Not everyone took the composer’s music to heart, at least right away. As reported by the BBC, people shouted “rubbish” at the 1969 premiere of his music-theater work Eight Songs for a Mad King. And earlier today in an email Griffiths recalled attending the debut of the composer’s Worldes Blis: Motet for Orchestra, which inspired much of the audience to walk out in protest.
The year 1971 marked a turning point in the composer’s music, coinciding with his move to the austere landscapes of the Orkney Islands. Maxwell Davies began writing music in a more relaxed vein, inspired by his surroundings, in pieces such as the song cycle Stone Litany, the chamber symphony A Mirror of Whitening Light and the solo piano piece Farewell to Stromness, part of The Yellow Cake Revue, a musical protest in cabaret form against uranium mining in the Orkney Islands.
Maxwell Davies was showered with honors, including knighthood in 1987. In 2004 he was appointed Master of the Queen’s Music, a 10-year position, and in 2014 he was made a Member of the Order of the Companions of Honor. The composer also thrived as a conductor, and held positions with the BBC Philharmonic and Royal Philharmonic. He regularly led top orchestras around the world, and for 20 years directed his own chamber ensemble, Fires of London.

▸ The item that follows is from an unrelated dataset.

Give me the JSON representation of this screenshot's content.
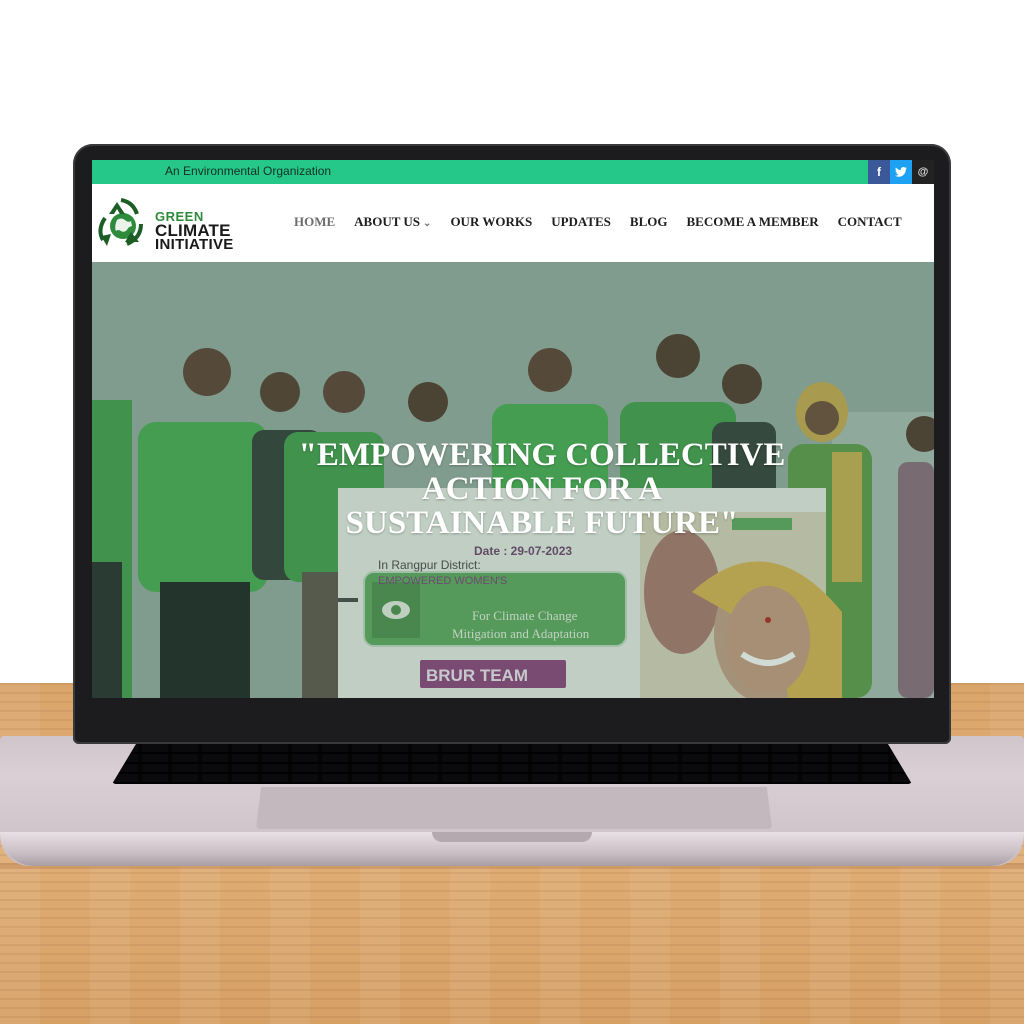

Although he lived in a solitary place, Maxwell Davies believed composers should interact with society at large. It was a belief, Griffiths writes, that “took him from working as a school music master when he was in his mid-twenties to serving as Master of the Queen’s Music through his seventies. Answering an evident need, wherever it came from, he could compose a musical play for young children or a birthday ode for the monarch with the same care and relish he brought to a string quartet or an opera.”